Part 1 defined What clicker training is
Part 2 looked at the basic procedures of clicker training.
Part 3 looks at reinforcers.
Part 4 asks WHAT we teach.
Part 5 returns to How we teach.
How Do We Teach
Clicker trainers use a variety of teaching strategies to help their equine partners succeed. Think of your own learning experiences. In some situations you want to puzzle your way through to find an answer. And in others you just want to be given the answer. One of the keys to clicker training is understanding that there is always more than one way to train every behavior we want. Clicker trainers design their training to meet their learners needs. How they teach a particular behavior is based on the past history of their learner as well as how they plan on using the behavior.

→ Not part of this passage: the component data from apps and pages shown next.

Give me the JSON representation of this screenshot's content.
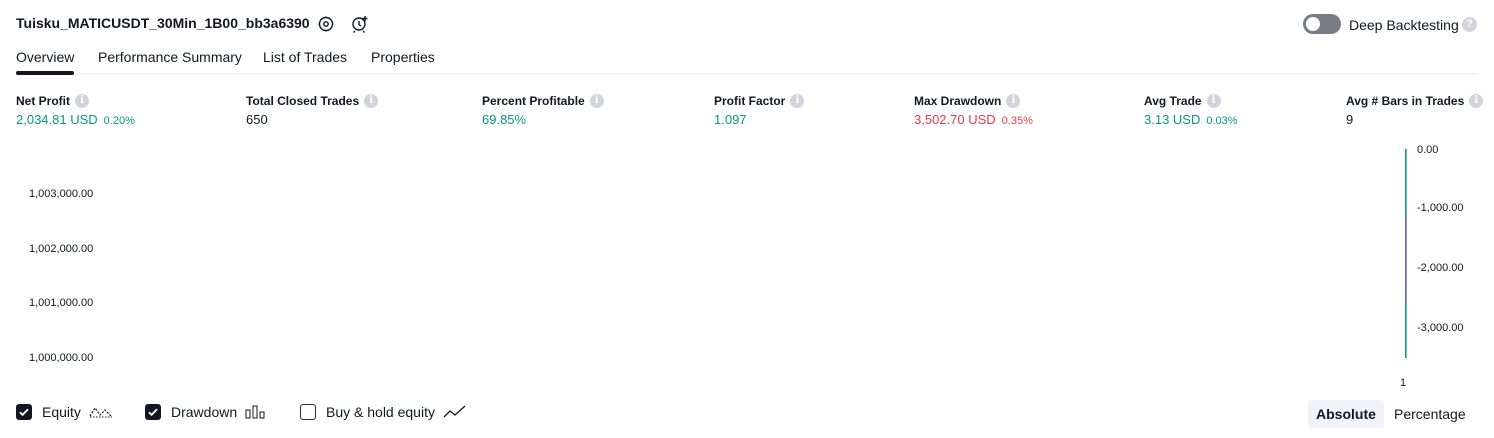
{
  "header": {
    "strategy_name": "Tuisku_MATICUSDT_30Min_1B00_bb3a6390",
    "deep_backtesting_label": "Deep Backtesting",
    "deep_backtesting_enabled": false
  },
  "tabs": [
    {
      "label": "Overview",
      "active": true
    },
    {
      "label": "Performance Summary",
      "active": false
    },
    {
      "label": "List of Trades",
      "active": false
    },
    {
      "label": "Properties",
      "active": false
    }
  ],
  "metrics": [
    {
      "label": "Net Profit",
      "value": "2,034.81 USD",
      "sub": "0.20%",
      "tone": "green"
    },
    {
      "label": "Total Closed Trades",
      "value": "650",
      "sub": "",
      "tone": "dark"
    },
    {
      "label": "Percent Profitable",
      "value": "69.85%",
      "sub": "",
      "tone": "green"
    },
    {
      "label": "Profit Factor",
      "value": "1.097",
      "sub": "",
      "tone": "green"
    },
    {
      "label": "Max Drawdown",
      "value": "3,502.70 USD",
      "sub": "0.35%",
      "tone": "red"
    },
    {
      "label": "Avg Trade",
      "value": "3.13 USD",
      "sub": "0.03%",
      "tone": "green"
    },
    {
      "label": "Avg # Bars in Trades",
      "value": "9",
      "sub": "",
      "tone": "dark"
    }
  ],
  "chart_data": {
    "type": "area",
    "left_axis_ticks": [
      "1,003,000.00",
      "1,002,000.00",
      "1,001,000.00",
      "1,000,000.00"
    ],
    "right_axis_ticks": [
      "0.00",
      "-1,000.00",
      "-2,000.00",
      "-3,000.00"
    ],
    "x_tick_labels": [
      "1"
    ],
    "series": [
      {
        "name": "Equity",
        "color": "#089981"
      },
      {
        "name": "Drawdown",
        "color": "#7e57c2"
      }
    ]
  },
  "legend": {
    "equity": {
      "label": "Equity",
      "checked": true
    },
    "drawdown": {
      "label": "Drawdown",
      "checked": true
    },
    "buy_hold": {
      "label": "Buy & hold equity",
      "checked": false
    }
  },
  "view_mode": {
    "absolute_label": "Absolute",
    "percentage_label": "Percentage",
    "selected": "Absolute"
  },
  "colors": {
    "positive": "#089981",
    "negative": "#f23645",
    "accent": "#131722"
  }
}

Teaching strategies include: targeting, free shaping, modeling, capturing, and mimicry. It also includes the use of pressure and release of pressure. This last one may surprise you, especially after what I said in the previous about escalating pressure.

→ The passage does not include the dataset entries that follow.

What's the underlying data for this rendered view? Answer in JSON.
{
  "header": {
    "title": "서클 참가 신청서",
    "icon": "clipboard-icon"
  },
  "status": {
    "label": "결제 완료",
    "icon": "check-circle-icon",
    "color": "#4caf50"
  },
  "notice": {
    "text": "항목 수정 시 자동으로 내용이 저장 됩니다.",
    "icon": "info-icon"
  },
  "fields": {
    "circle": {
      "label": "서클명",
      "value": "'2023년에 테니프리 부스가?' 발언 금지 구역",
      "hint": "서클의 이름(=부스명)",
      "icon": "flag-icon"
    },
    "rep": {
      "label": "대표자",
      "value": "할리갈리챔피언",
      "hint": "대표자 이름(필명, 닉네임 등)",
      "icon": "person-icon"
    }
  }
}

Often people are first attracted to clicker training when they see the “magic” of shaping, or the ease of targeting. There is no pressure. They’ve seen how much force is commonly used in horse training, and they want no part of it, so they are surprised to see pressure included under the clicker umbrella. But if we put halters and leads on our horses, if we are going to ride our horses, we need to teach them how to respond to pressure.
Pressure and release of pressure is a wonderful teaching tool. Here’s the key to understanding how this works. Pressure and release of pressure is used in conjunction with the click and the treat. It provides hints, clues, guidance that helps the horse get to his reinforcement faster. It is information. If a horse does not respond promptly to our requests, we don’t intensify the pressure. Pressure should not escalate or become painful or fear inducing. It is never used as a threat as in: do it or worse things will happen. Instead, if a horse is not understanding what we want, we break the lesson down into smaller steps. The work evolves through small stair steps. By the time you are ready to move on, the next step is already popping out ready to be reinforced.

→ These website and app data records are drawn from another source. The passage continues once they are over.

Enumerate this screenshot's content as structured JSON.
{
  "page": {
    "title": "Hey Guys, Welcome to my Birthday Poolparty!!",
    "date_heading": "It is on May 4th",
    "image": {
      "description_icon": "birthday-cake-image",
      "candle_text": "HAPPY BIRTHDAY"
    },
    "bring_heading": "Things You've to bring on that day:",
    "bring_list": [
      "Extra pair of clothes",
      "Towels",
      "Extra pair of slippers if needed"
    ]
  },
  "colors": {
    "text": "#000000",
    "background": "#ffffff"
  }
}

That’s one of the keys to understanding good clicker training. We break training down into small, achievable steps to keep the puzzle solving fun for the learner. Clicker trainers take care designing their lessons and setting up the environment so learning progresses in these small, achievable steps.
There’s a wonderful expression: “Good training should be boring to watch.” This means that there shouldn’t be any wild “fireworks” going on in the learning process. Each new step is just a small, manageable stair step away from the preceding step. Good clicker trainers are splitters, not lumpers.
What does it mean to be a splitter? Coming soon in Part 6